The Three Temptations
The Church has always faced three temptations, both past and contemporary, but they have never been as strong as in our day. These temptations are: ritualist and sectarian nationalism (phyletism); corrupting mammonism; secularist liberalism.
Ritualist and Sectarian Nationalism (Phyletism)
The first global saint, St John was entirely international and politically free, not fanatically narrow, sectarian, racist or ritualist. He faced down the temptations of nationalist flag waving, uniting the Orthodox communities in Shanghai, Western Europe and San Francisco. He always placed Christ above any nation and people and was never influenced by any worldly political pressures, either from the Japanese Empire, the Soviet Empire or the American Empire. He was always faithful, resisting sectarianism of all sorts. He strongly disliked the ritualizing tendency of some to cut services short, reading and singing very quickly, with the result that people cannot understand the services.
St Jonah transfigured Church life in Manzhuri, establishing an orphanage, a school and a dining hall for the poor. He worked tirelessly for his flock, and was deeply loved by them. We see that he was loving, he did not seek to amass money, but worked voluntarily, showing the Church to be a community, that we are saved together. He thus avoided the temptations that tempted the Church before the Revolution and today, especially perhaps, though also in many Local Churches, in contemporary Russia: the idolatry of Mammon, chasing after money, setting tariffs for every sacramental action, which so discredits the Church and repulses the people. He was utterly detached from love of money, love of ‘gold and marble’, remaining incorruptible.
St Seraphim was faithful to the Tradition, not modernist and ecumenist. He never suffered from the immigrant inferiority complex of conformism to this world. He was profoundly Patristic, filled with the grace that comes from ascetic life. He was not in any way afraid to stand up to heresy, as in the case of his resistance to the fantasies of Bulgakov. And at the Moscow Council of 1948 he stood up for Orthodox unity, resisting the tide of Secularism, which the Western Powers were trying to impose on the Orthodox world through the Greek-speaking Churches, notably standing up for the Orthodox calendar and also the Orthodox, not absolutist, principle of the monarchy.
Conclusion: The Three New Hierarchs

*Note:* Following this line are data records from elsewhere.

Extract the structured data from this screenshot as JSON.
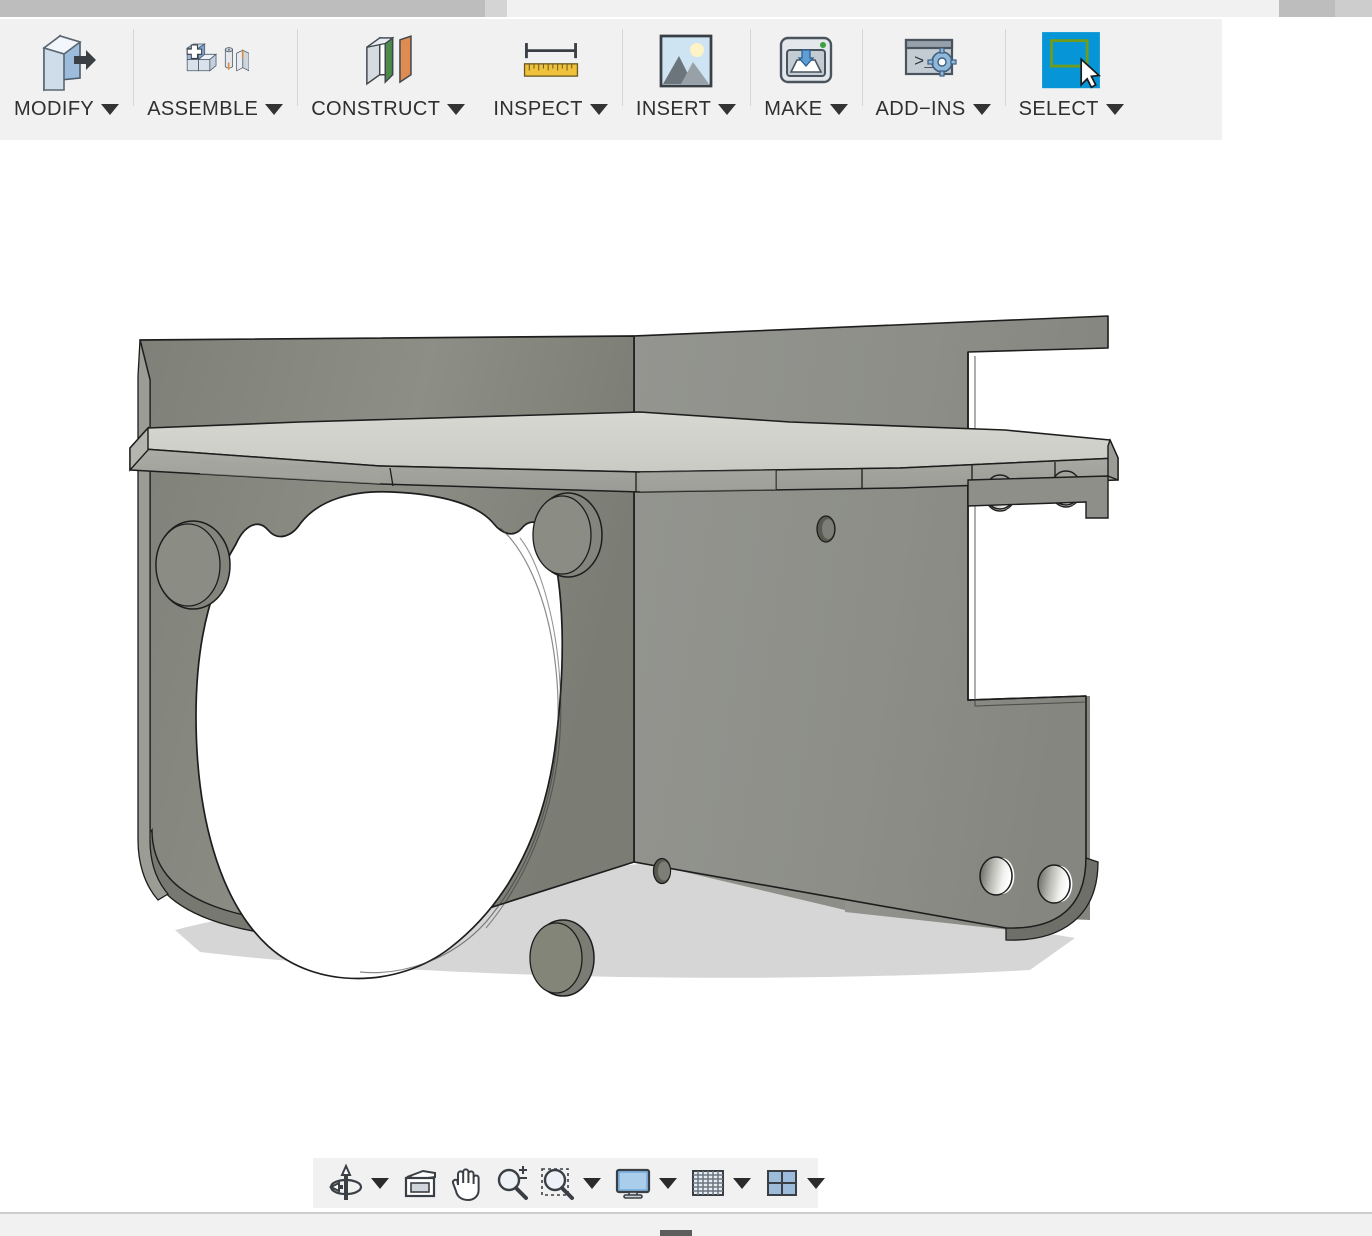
{
  "app": {
    "kind": "cad-3d-modeler",
    "viewport_background": "#ffffff"
  },
  "colors": {
    "toolbar_bg": "#f1f1f1",
    "separator": "#d6d6d6",
    "label_text": "#2f2f2f",
    "select_tile_blue": "#0696d7",
    "select_rect_green": "#6f9b1f",
    "model_face_light": "#cfd0cb",
    "model_face_mid": "#8a8b84",
    "model_face_dark": "#646560",
    "model_shadow": "#d3d3d3",
    "scrollbar_thumb": "#bdbdbd",
    "scrollbar_track": "#f1f1f1"
  },
  "top_scrollbar": {
    "name": "horizontal-scrollbar",
    "thumb_left_width": 485,
    "thumb_right_start": 1279
  },
  "ribbon": {
    "groups": [
      {
        "id": "modify",
        "label": "MODIFY",
        "icon": "modify-solid-arrow-icon",
        "has_caret": true
      },
      {
        "id": "assemble",
        "label": "ASSEMBLE",
        "icon": "assemble-blocks-plus-icon",
        "has_caret": true
      },
      {
        "id": "construct",
        "label": "CONSTRUCT",
        "icon": "construct-plane-icon",
        "has_caret": true
      },
      {
        "id": "inspect",
        "label": "INSPECT",
        "icon": "inspect-ruler-icon",
        "has_caret": true
      },
      {
        "id": "insert",
        "label": "INSERT",
        "icon": "insert-image-icon",
        "has_caret": true
      },
      {
        "id": "make",
        "label": "MAKE",
        "icon": "make-3d-print-icon",
        "has_caret": true
      },
      {
        "id": "addins",
        "label": "ADD−INS",
        "icon": "addins-script-gear-icon",
        "has_caret": true
      },
      {
        "id": "select",
        "label": "SELECT",
        "icon": "select-cursor-marquee-icon",
        "has_caret": true,
        "active": true
      }
    ]
  },
  "nav_bar": {
    "items": [
      {
        "id": "orbit",
        "label": "orbit-icon",
        "caret": true
      },
      {
        "id": "view-faces",
        "label": "look-at-icon",
        "caret": false
      },
      {
        "id": "pan",
        "label": "pan-hand-icon",
        "caret": false
      },
      {
        "id": "zoom",
        "label": "zoom-icon",
        "caret": false
      },
      {
        "id": "zoom-window",
        "label": "zoom-window-icon",
        "caret": true
      },
      {
        "id": "display",
        "label": "display-settings-icon",
        "caret": true
      },
      {
        "id": "grid",
        "label": "grid-settings-icon",
        "caret": true
      },
      {
        "id": "viewports",
        "label": "viewport-layout-icon",
        "caret": true
      }
    ]
  },
  "model": {
    "name": "l-shaped-bracket-part",
    "description": "Shaded L-shaped sheet-metal style bracket with large oval cutout, four counterbores on the left face, two small through holes and four large holes on the right face",
    "shadow_visible": true
  },
  "bottom_bar": {
    "handle_name": "window-resize-handle"
  }
}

All three hierarchs expressed the Unity, Holiness, Catholicity and Apostolicity of the Church, all having the essential in common, however each having a special ‘hypostatic’ characteristic. This characteristic put them above the world and its triple temptations. St John resisted through his humility, St Jonah through his non-possession and St Seraphim through his obedience to the Tradition. If these temptations are resisted, the Church Outside Russia will continue. If ever it forgets them, it will face extinction.

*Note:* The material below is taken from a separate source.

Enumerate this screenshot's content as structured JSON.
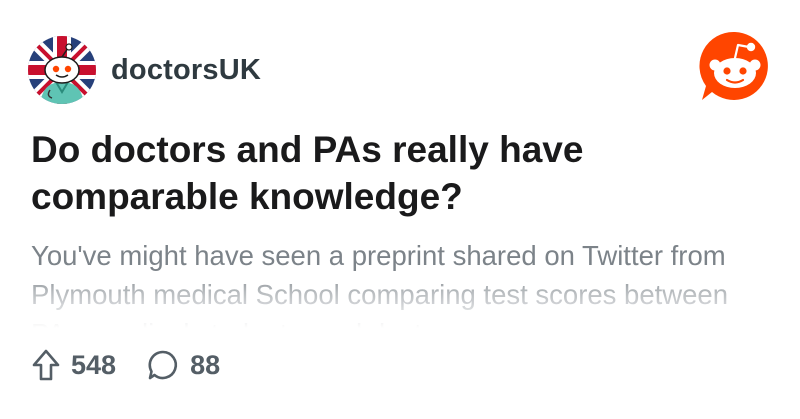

The feasts of these Three Hierarchs are evenly spaced throughout the year, approximately every four months, in February, June/July and October. We suggest that their commemoration and celebration of their Icon be introduced on 7/20 November, after their three feasts, on the anniversary of the foundation of our Church. Eventually, a special service, based on the separate services to the three saints, or an akathist, could be compiled, entitled to ‘The Three New Hierarchs’.
Holy Hierarchs John, Jonah and Seraphim, pray to God for us!
Archpriest Andrew Phillips,
Church of St John of Shanghai, Colchester, England
St Alban’s Day, 5 July 2019